Asthma is a chronic inflammatory disease of the airways in both lungs. The airways are ducts that carry oxygenated air inside the lungs and waste-rich air out from our lungs. In asthma, these airways become inflamed and produce more mucus, which leads to narrowing of airways. The inflamed airways make it harder to flow air and cause difficulty in breathing.
Asthma can occur at any age but generally starts from childhood. Many trigger factors exacerbate asthma symptoms, such as cold atmosphere, pollen, smoke, mold, exertion, infection, playing sports, strong smells, or dust. Many asthmatic persons limit their physical activities due to fear of triggering another asthma attack.
Symptoms of asthma
During an asthma bout, an asthmatic person can feel the following symptoms:
- Coughs occur at night or during exercise. It can be dry or sometimes with phlegm
- Difficulty in breathing, shortness of breath, and fast breathing
- Wheezing during breathing out air (exhaling)
- Chest pain and feeling of tightness around the chest
- Anxiety and fatigue
- Difficulty in sleeping
- Frequent respiratory infections
Causes of asthma
There is no exact cause of asthma, but certain factors can increase risk, such as:
- Genetics: One has a high chance of developing asthma if they have a family history of asthma or allergic diseases.
- Allergies: If you have allergies, then it increases your risk of developing the asthma
- Environmental factors: anyone can develop asthma because of certain respiratory irritating factors, such as fumes, mold, smoke, pollution, allergens, chemicals, and strong smells.
- Weaken immune system: Harmful trigger factors can stimulate the risk of asthma, especially in infants and young children who have immature immune systems.

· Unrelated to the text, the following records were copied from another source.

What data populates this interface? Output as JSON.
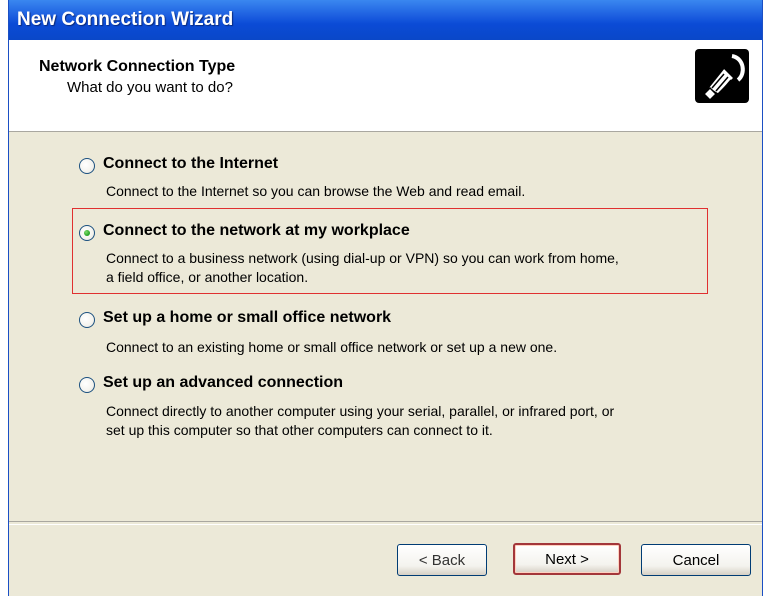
{
  "window": {
    "title": "New Connection Wizard"
  },
  "header": {
    "title": "Network Connection Type",
    "subtitle": "What do you want to do?",
    "icon": "network-cable-icon"
  },
  "options": [
    {
      "label": "Connect to the Internet",
      "description": [
        "Connect to the Internet so you can browse the Web and read email."
      ],
      "selected": false
    },
    {
      "label": "Connect to the network at my workplace",
      "description": [
        "Connect to a business network (using dial-up or VPN) so you can work from home,",
        "a field office, or another location."
      ],
      "selected": true
    },
    {
      "label": "Set up a home or small office network",
      "description": [
        "Connect to an existing home or small office network or set up a new one."
      ],
      "selected": false
    },
    {
      "label": "Set up an advanced connection",
      "description": [
        "Connect directly to another computer using your serial, parallel, or infrared port, or",
        "set up this computer so that other computers can connect to it."
      ],
      "selected": false
    }
  ],
  "buttons": {
    "back": "< Back",
    "next": "Next >",
    "cancel": "Cancel"
  },
  "colors": {
    "titlebar": "#0b4bd6",
    "focus_border": "#e03030",
    "default_button_border": "#a3363a"
  }
}
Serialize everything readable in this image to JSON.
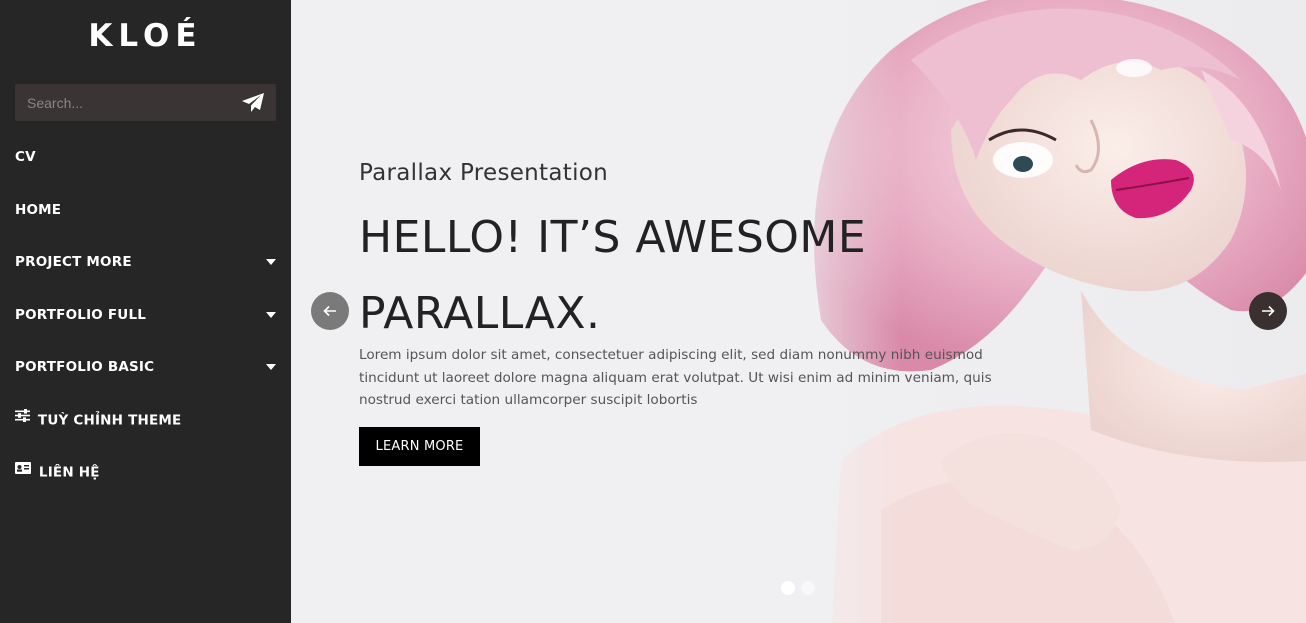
{
  "sidebar": {
    "logo": "KLOÉ",
    "search": {
      "placeholder": "Search...",
      "value": ""
    },
    "items": [
      {
        "label": "CV",
        "has_dropdown": false
      },
      {
        "label": "HOME",
        "has_dropdown": false
      },
      {
        "label": "PROJECT MORE",
        "has_dropdown": true
      },
      {
        "label": "PORTFOLIO FULL",
        "has_dropdown": true
      },
      {
        "label": "PORTFOLIO BASIC",
        "has_dropdown": true
      },
      {
        "label": "TUỲ CHỈNH THEME",
        "icon": "sliders-icon"
      },
      {
        "label": "LIÊN HỆ",
        "icon": "contact-card-icon"
      }
    ]
  },
  "hero": {
    "subtitle": "Parallax Presentation",
    "headline": "HELLO! IT’S AWESOME PARALLAX.",
    "body": "Lorem ipsum dolor sit amet, consectetuer adipiscing elit, sed diam nonummy nibh euismod tincidunt ut laoreet dolore magna aliquam erat volutpat. Ut wisi enim ad minim veniam, quis nostrud exerci tation ullamcorper suscipit lobortis",
    "button_label": "LEARN MORE",
    "slides_total": 2,
    "active_slide": 1
  },
  "colors": {
    "sidebar_bg": "#262626",
    "search_bg": "#3a3434",
    "hero_bg": "#f0f0f2",
    "button_bg": "#000000",
    "accent_pink": "#e8a0b8"
  }
}
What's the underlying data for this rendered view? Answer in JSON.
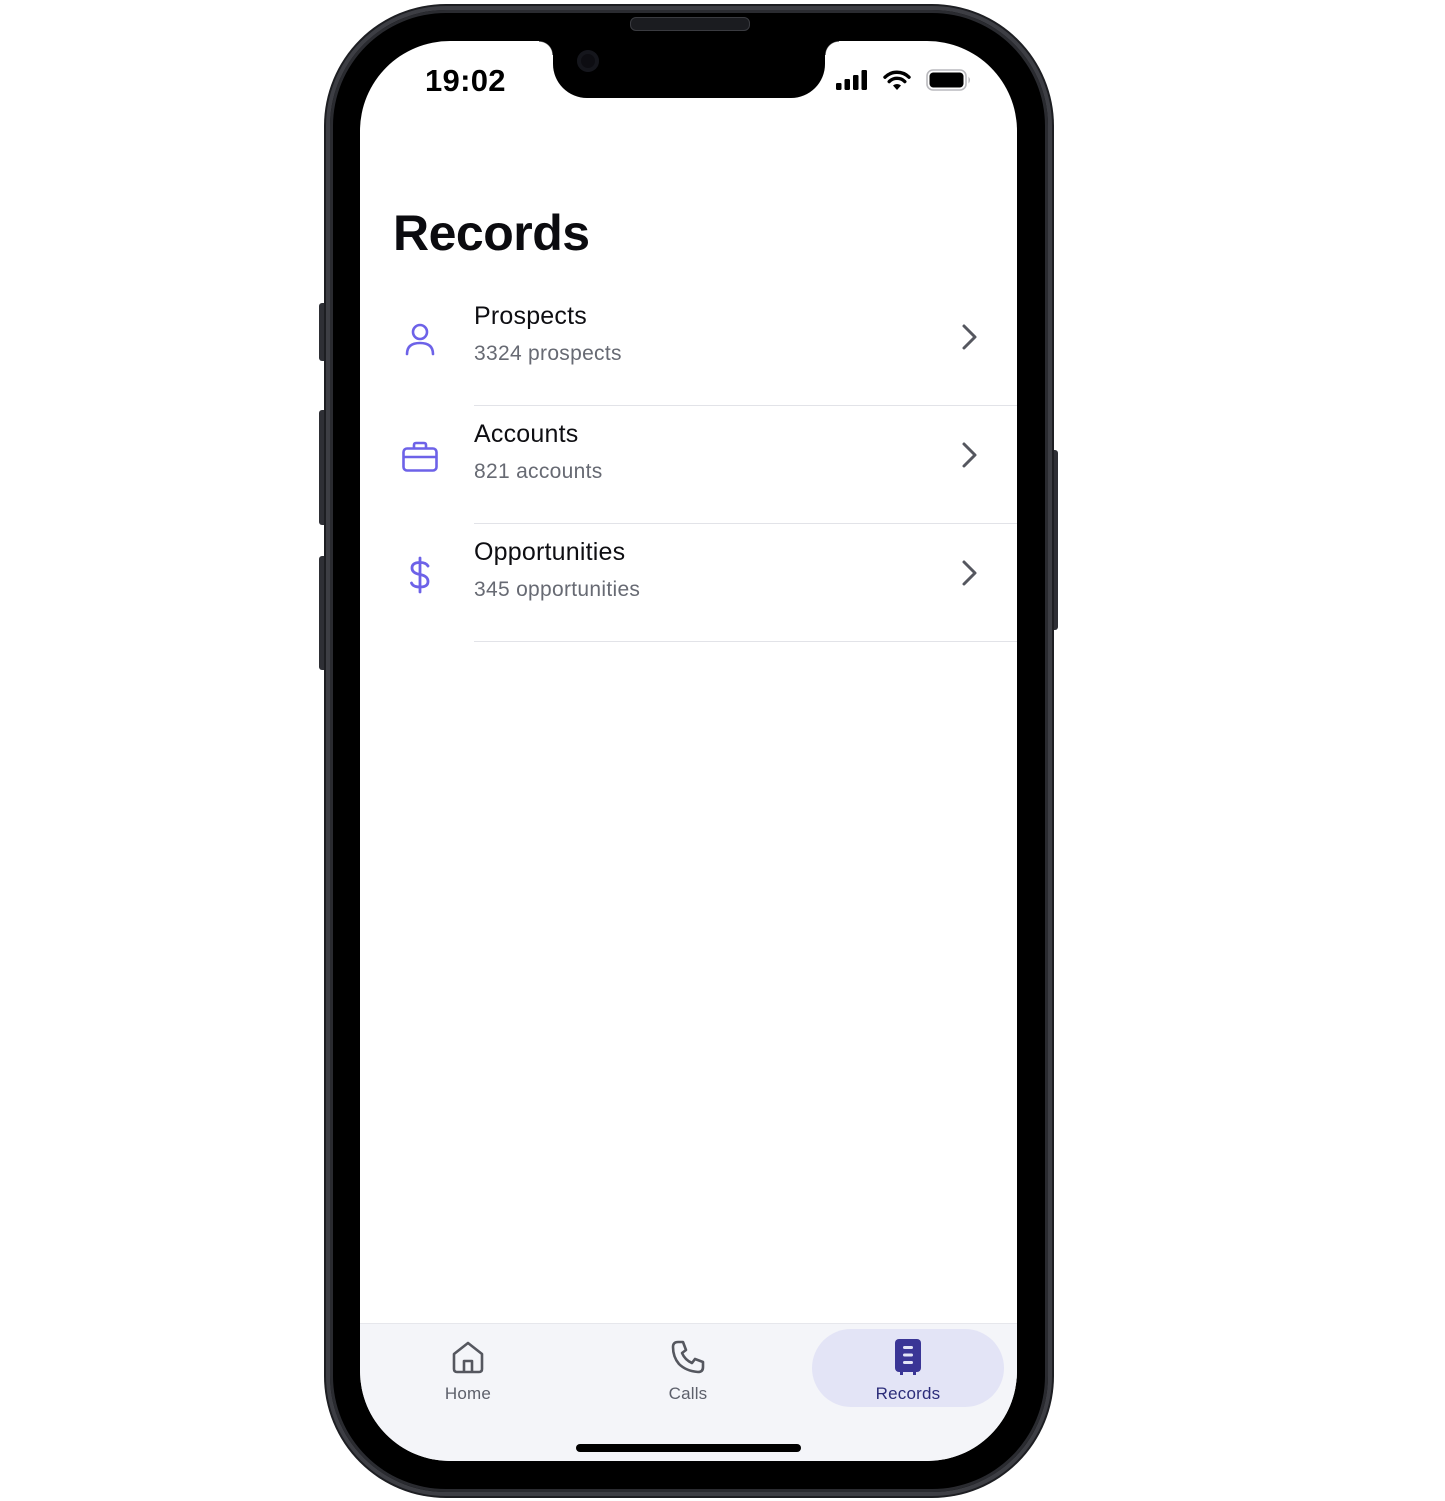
{
  "status_bar": {
    "time": "19:02"
  },
  "page": {
    "title": "Records"
  },
  "records": [
    {
      "title": "Prospects",
      "subtitle": "3324 prospects",
      "icon": "user-icon"
    },
    {
      "title": "Accounts",
      "subtitle": "821 accounts",
      "icon": "briefcase-icon"
    },
    {
      "title": "Opportunities",
      "subtitle": "345 opportunities",
      "icon": "dollar-icon"
    }
  ],
  "tab_bar": {
    "home": {
      "label": "Home",
      "icon": "home-icon"
    },
    "calls": {
      "label": "Calls",
      "icon": "phone-icon"
    },
    "records": {
      "label": "Records",
      "icon": "records-icon",
      "selected": true
    }
  },
  "colors": {
    "accent": "#6d62e8",
    "tab_active_bg": "#e3e4f6",
    "tab_active_text": "#2c2d7a",
    "text_primary": "#0e0e12",
    "text_secondary": "#676a73"
  }
}
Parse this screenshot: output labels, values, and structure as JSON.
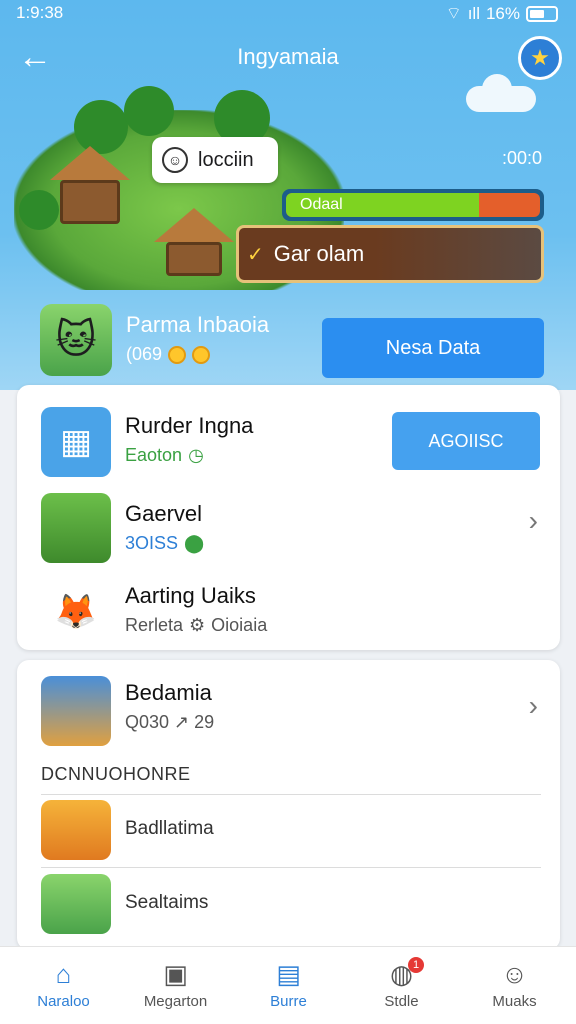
{
  "status": {
    "time": "1:9:38",
    "battery": "16%",
    "signal": "ıll"
  },
  "header": {
    "title": "Ingyamaia"
  },
  "scene": {
    "bubble_text": "locciin",
    "timer": ":00:0",
    "progress_label": "Odaal",
    "progress_value": 0.76,
    "banner_text": "Gar olam"
  },
  "profile": {
    "name": "Parma Inbaoia",
    "sub": "(069",
    "new_button": "Nesa Data"
  },
  "card1": {
    "items": [
      {
        "title": "Rurder Ingna",
        "sub": "Eaoton",
        "button": "AGOIISC"
      },
      {
        "title": "Gaervel",
        "sub": "3OISS"
      },
      {
        "title": "Aarting Uaiks",
        "sub": "Rerleta",
        "sub2": "Oioiaia"
      }
    ]
  },
  "card2": {
    "top_item": {
      "title": "Bedamia",
      "sub": "Q030 ↗ 29"
    },
    "section_label": "DCNNUOHONRE",
    "list": [
      {
        "label": "Badllatima"
      },
      {
        "label": "Sealtaims"
      }
    ]
  },
  "tabs": [
    {
      "label": "Naraloo",
      "icon": "home-icon",
      "active": true
    },
    {
      "label": "Megarton",
      "icon": "store-icon",
      "active": false
    },
    {
      "label": "Burre",
      "icon": "bag-icon",
      "active": true
    },
    {
      "label": "Stdle",
      "icon": "notification-icon",
      "badge": "1",
      "active": false
    },
    {
      "label": "Muaks",
      "icon": "profile-icon",
      "active": false
    }
  ]
}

- Respiratory infection: some respiratory infections, including respiratory syncytial virus (RSV), can increase the risk of developing asthma in young children.
Treatment of asthma
Asthma and other respiratory conditions are becoming common due to emerging pollution and lifestyle change. Although there is no permanent cure, there are various treatment modalities that reduce flare-ups and help in managing your asthma.
Prevention and long-term control are the two crucial keys to halting an asthma attack before starting. Prevention usually involves knowing your trigger factors and taking appropriate steps to avoid triggers.
Following are some treatment options for immediate relief of asthma symptoms:
- Bronchodilators: These medicines give immediate symptomatic relief by relaxing worked-up muscles around the airways during an asthma attack. Bronchodilators or inhalers are generally helpful for 4 to 6 hours.
- Anti-inflammatory drugs: These medicines reduce inflammation and swelling in your airways. They also limit mucus production in your airways. A healthcare provider prescribes anti-inflammatory drugs to control or prevent symptomatic exacerbation of chronic asthma.
- Corticosteroids: Inhaled, oral, or intravenous corticosteroids relieve airway inflammation due to severe asthma.
How can we manage asthma?
Asthma is becoming a concerning problem, especially in children. We can reduce its impact on our daily life and activities and reduce asthma flare-ups and severity of symptoms by managing asthma. It includes:
- Identify your trigger factors and try to avoid them so that you can control your asthma flare-ups.
- Diet control: A nutrient-rich diet with fresh fruits and vegetables and weight management helps control asthma. Obesity increases the severity of asthma.
- Breathing exercises: These exercises ease breathing and enhance other treatment effectiveness. Breathing exercises reduce severe asthma symptoms in the long term and improve quality of life. Some breathing exercises that are effective in asthma symptoms are:
- Nasal breathing: involves inhaling from one nostril and exhaling through the other nostril while closing the opposite nostril with fingers. Nasal breathing exercise helps in enhance our lung function and improves respiratory muscle strength.
- Diaphragmatic breathing: The diaphragmatic breathing practice helps in strengthen the diaphragm muscle. It also improves breathing quality and decreases our body’s oxygen demand. Diaphragmatic breathing also decreases strain on respiratory muscles and reduces blood pressure.
- Pursed lip breathing: In this technique, you should slow breathe through your nose with your mouth closed, then breathe out through your pursed lips as if you are about to whistle. This breathing helps control shortness of breath symptoms and helps in improving the pace of breathing.
- Yoga breathing: Practicing deep breathing as in yoga improves asthma symptoms and lung functioning.
Managing asthma and practicing breathing exercises reduce asthma flare-ups and improve control of asthma symptoms. Before practicing these exercises, you should consult your healthcare provider about them. Breathing exercises with a combination of medication can improve the quality of life, and you can do daily activities normally.